Supplied data ->
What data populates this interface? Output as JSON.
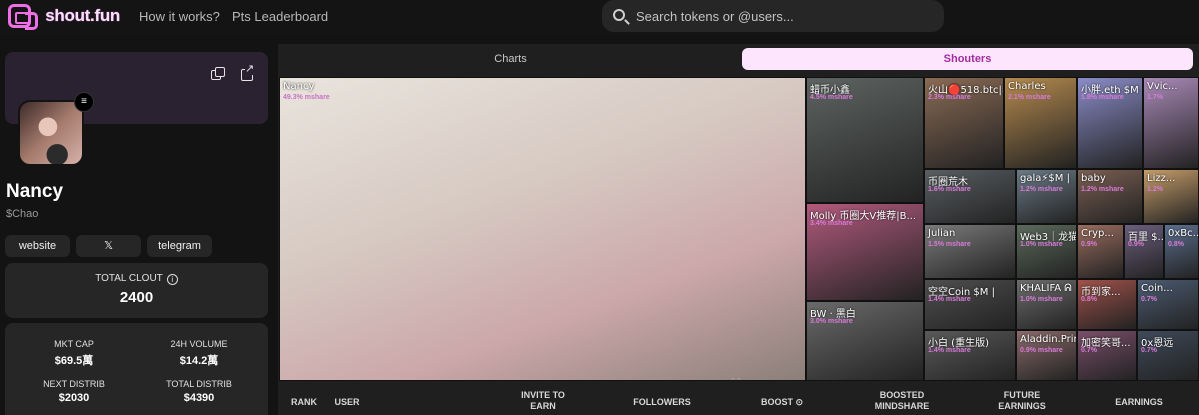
{
  "nav": {
    "logo_text": "shout.fun",
    "links": [
      "How it works?",
      "Pts Leaderboard"
    ],
    "search_placeholder": "Search tokens or @users..."
  },
  "profile": {
    "name": "Nancy",
    "ticker": "$Chao",
    "links": [
      "website",
      "𝕏",
      "telegram"
    ],
    "total_clout_label": "TOTAL CLOUT",
    "total_clout_value": "2400",
    "stats": [
      {
        "label": "MKT CAP",
        "value": "$69.5萬"
      },
      {
        "label": "24H VOLUME",
        "value": "$14.2萬"
      },
      {
        "label": "NEXT DISTRIB",
        "value": "$2030"
      },
      {
        "label": "TOTAL DISTRIB",
        "value": "$4390"
      }
    ]
  },
  "tabs": [
    "Charts",
    "Shouters"
  ],
  "active_tab": "Shouters",
  "shouters": [
    {
      "label": "Nancy",
      "share": "49.3% mshare"
    },
    {
      "label": "蜡币小鑫",
      "share": "4.5% mshare"
    },
    {
      "label": "Molly 币圈大V推荐|B...",
      "share": "3.4% mshare"
    },
    {
      "label": "BW · 黑白",
      "share": "3.0% mshare"
    },
    {
      "label": "火山🔴518.btc|B...",
      "share": "2.3% mshare"
    },
    {
      "label": "Charles",
      "share": "2.1% mshare"
    },
    {
      "label": "小胖.eth $M",
      "share": "1.8% mshare"
    },
    {
      "label": "Vvic...",
      "share": "1.7%"
    },
    {
      "label": "币圈荒木",
      "share": "1.6% mshare"
    },
    {
      "label": "gala⚡$M |",
      "share": "1.2% mshare"
    },
    {
      "label": "baby",
      "share": "1.2% mshare"
    },
    {
      "label": "Lizz...",
      "share": "1.2%"
    },
    {
      "label": "Julian",
      "share": "1.5% mshare"
    },
    {
      "label": "Web3｜龙猫",
      "share": "1.0% mshare"
    },
    {
      "label": "Cryp...",
      "share": "0.9%"
    },
    {
      "label": "百里 $...",
      "share": "0.9%"
    },
    {
      "label": "0xBc...",
      "share": "0.8%"
    },
    {
      "label": "空空Coin $M |",
      "share": "1.4% mshare"
    },
    {
      "label": "KHALIFA ᕱ",
      "share": "1.0% mshare"
    },
    {
      "label": "币到家...",
      "share": "0.8%"
    },
    {
      "label": "Coin...",
      "share": "0.7%"
    },
    {
      "label": "小白 (重生版)",
      "share": "1.4% mshare"
    },
    {
      "label": "Aladdin.Prince",
      "share": "0.9% mshare"
    },
    {
      "label": "加密笑哥...",
      "share": "0.7%"
    },
    {
      "label": "0x恩远",
      "share": "0.7%"
    }
  ],
  "table_headers": [
    "RANK",
    "USER",
    "INVITE TO EARN",
    "FOLLOWERS",
    "BOOST ⊙",
    "BOOSTED MINDSHARE",
    "FUTURE EARNINGS",
    "EARNINGS"
  ],
  "colors": {
    "accent": "#ee6fe6",
    "tab_active_bg": "#fde6fd",
    "share_text": "#d97bd9"
  }
}
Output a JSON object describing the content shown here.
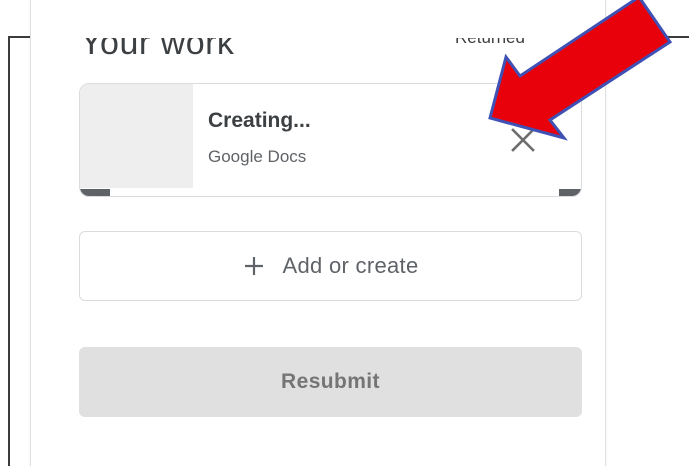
{
  "panel": {
    "heading": "Your work",
    "status": "Returned"
  },
  "attachment": {
    "title": "Creating...",
    "subtitle": "Google Docs",
    "remove_icon": "close-icon"
  },
  "add_button": {
    "label": "Add or create",
    "icon": "plus-icon"
  },
  "resubmit_button": {
    "label": "Resubmit"
  },
  "annotation": {
    "arrow_color": "#e8000b",
    "arrow_outline": "#3f51b5"
  },
  "colors": {
    "text_primary": "#3c4043",
    "text_secondary": "#5f6368",
    "border": "#dadce0",
    "disabled_bg": "#e0e0e0"
  }
}
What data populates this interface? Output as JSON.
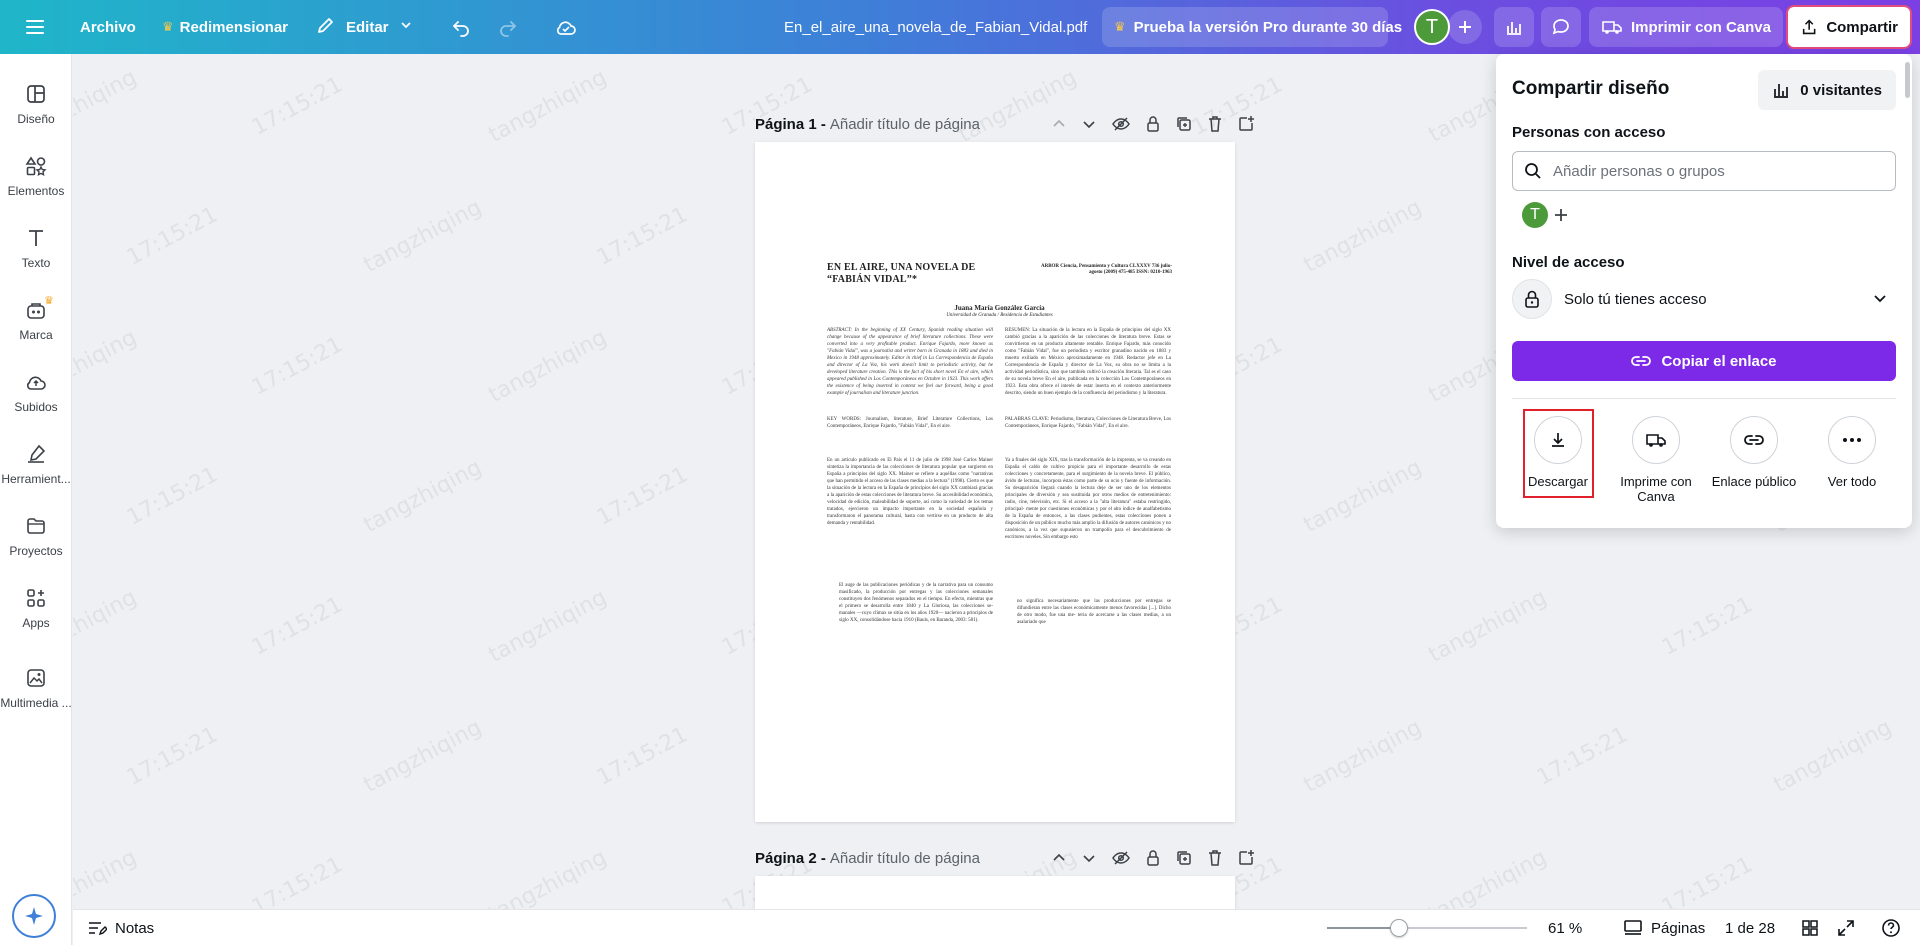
{
  "topbar": {
    "archivo": "Archivo",
    "redimensionar": "Redimensionar",
    "editar": "Editar",
    "filename": "En_el_aire_una_novela_de_Fabian_Vidal.pdf",
    "pro_trial": "Prueba la versión Pro durante 30 días",
    "avatar_letter": "T",
    "imprimir": "Imprimir con Canva",
    "compartir": "Compartir"
  },
  "sidebar": {
    "items": [
      {
        "label": "Diseño",
        "icon": "layout-icon"
      },
      {
        "label": "Elementos",
        "icon": "elements-icon"
      },
      {
        "label": "Texto",
        "icon": "text-icon"
      },
      {
        "label": "Marca",
        "icon": "brand-icon"
      },
      {
        "label": "Subidos",
        "icon": "upload-cloud-icon"
      },
      {
        "label": "Herramient...",
        "icon": "pen-tool-icon"
      },
      {
        "label": "Proyectos",
        "icon": "folder-icon"
      },
      {
        "label": "Apps",
        "icon": "apps-icon"
      },
      {
        "label": "Multimedia ...",
        "icon": "media-icon"
      }
    ]
  },
  "pages": [
    {
      "number": "Página 1 -",
      "title_placeholder": "Añadir título de página"
    },
    {
      "number": "Página 2 -",
      "title_placeholder": "Añadir título de página"
    }
  ],
  "watermark": {
    "user": "tangzhiqing",
    "time": "17:15:21"
  },
  "document": {
    "title": "EN EL AIRE, UNA NOVELA DE “FABIÁN VIDAL”*",
    "journal": "ARBOR Ciencia, Pensamiento y Cultura CLXXXV 736 julio-agosto (2009) 475-485 ISSN: 0210-1963",
    "author": "Juana María González García",
    "affiliation": "Universidad de Granada / Residencia de Estudiantes",
    "abstract": "ABSTRACT: In the beginning of XX Century, Spanish reading situation will change because of the appearance of brief literature collections. These were converted into a very profitable product. Enrique Fajardo, more known as \"Fabián Vidal\", was a journalist and writer born in Granada in 1883 and died in Mexico in 1948 approximately. Editor in chief in La Correspondencia de España and director of La Voz, his work doesn't limit to periodistic activity, but he developed literature creation. This is the fact of his short novel En el aire, which appeared published in Los Contemporáneos en Octubre in 1923. This work offers the existence of being inserted in context we feel our forward, being a good example of journalism and literature junction.",
    "keywords": "KEY WORDS: Journalism, literature, Brief Literature Collections, Los Contemporáneos, Enrique Fajardo, \"Fabián Vidal\", En el aire.",
    "resumen": "RESUMEN: La situación de la lectura en la España de principios del siglo XX cambió gracias a la aparición de las colecciones de literatura breve. Estas se convirtieron en un producto altamente rentable. Enrique Fajardo, más conocido como \"Fabián Vidal\", fue un periodista y escritor granadino nacido en 1883 y muerto exiliado en México aproximadamente en 1948. Redactor jefe en La Correspondencia de España y director de La Voz, su obra no se limita a la actividad periodística, sino que también cultivó la creación literaria. Tal es el caso de su novela breve En el aire, publicada en la colección Los Contemporáneos en 1923. Esta obra ofrece el interés de estar inserta en el contexto anteriormente descrito, siendo un buen ejemplo de la confluencia del periodismo y la literatura.",
    "palabras": "PALABRAS CLAVE: Periodismo, literatura, Colecciones de Literatura Breve, Los Contemporáneos, Enrique Fajardo, \"Fabián Vidal\", En el aire.",
    "body_left": "En un artículo publicado en El País el 11 de julio de 1998 José Carlos Mainer sintetiza la importancia de las colecciones de literatura popular que surgieron en España a principios del siglo XX. Mainer se refiere a aquéllas como \"narrativas que han permitido el acceso de las clases medias a la lectura\" (1998). Cierto es que la situación de la lectura en la España de principios del siglo XX cambiará gracias a la aparición de estas colecciones de literatura breve. Su accesibilidad económica, velocidad de edición, maleabilidad de soporte, así como la variedad de los temas tratados, ejercieron un impacto importante en la sociedad española y transformaron el panorama cultural, hasta con vertirse en un producto de alta demanda y rentabilidad.",
    "quote_left": "El auge de las publicaciones periódicas y de la narrativa para un consumo masificado, la producción por entregas y las colecciones semanales constituyen dos fenómenos separados en el tiempo. En efecto, mientras que el primero se desarrolla entre 1840 y La Gloriosa, las colecciones se- manales —cuyo clímax se sitúa en los años 1920— nacieron a principios de siglo XX, consolidándose hacia 1910 (Bauls, en Baranda, 2003: 581).",
    "body_right": "Ya a finales del siglo XIX, tras la transformación de la imprenta, se va creando en España el caldo de cultivo propicio para el importante desarrollo de estas colecciones y concretamente, para el surgimiento de la novela breve. El público, ávido de lecturas, incorpora éstas como parte de su ocio y fuente de información. Su desaparición llegará cuando la lectura deje de ser uno de los elementos principales de diversión y sea sustituida por otros medios de entretenimiento: radio, cine, televisión, etc. Si el acceso a la \"alta literatura\" estaba restringido, principal- mente por cuestiones económicas y por el alto índice de analfabetismo de la España de entonces, a las clases pudientes, estas colecciones ponen a disposición de un público mucho más amplio la difusión de autores canónicos y no canónicos, a la vez que supusieron un trampolín para el descubrimiento de escritores noveles. Sin embargo esto",
    "quote_right": "no significa necesariamente que las producciones por entregas se difundieran entre las clases económicamente menos favorecidas [...]. Dicho de otro modo, fue una me- teria de acercarse a las clases medias, a un asalariado que"
  },
  "bottombar": {
    "notas": "Notas",
    "zoom": "61 %",
    "zoom_fraction": 0.36,
    "paginas": "Páginas",
    "page_count": "1 de 28"
  },
  "share_panel": {
    "title": "Compartir diseño",
    "visitors": "0 visitantes",
    "people_label": "Personas con acceso",
    "search_placeholder": "Añadir personas o grupos",
    "avatar_letter": "T",
    "access_label": "Nivel de acceso",
    "access_value": "Solo tú tienes acceso",
    "copy_link": "Copiar el enlace",
    "actions": [
      {
        "label": "Descargar",
        "icon": "download-icon"
      },
      {
        "label": "Imprime con Canva",
        "icon": "truck-icon"
      },
      {
        "label": "Enlace público",
        "icon": "link-icon"
      },
      {
        "label": "Ver todo",
        "icon": "more-icon"
      }
    ]
  },
  "colors": {
    "purple": "#7d2ae8",
    "avatar_green": "#4c9a3a",
    "highlight_red": "#e0202a"
  }
}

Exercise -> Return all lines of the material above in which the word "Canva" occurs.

Task result ->
    "imprimir": "Imprimir con Canva",
        "label": "Imprime con Canva",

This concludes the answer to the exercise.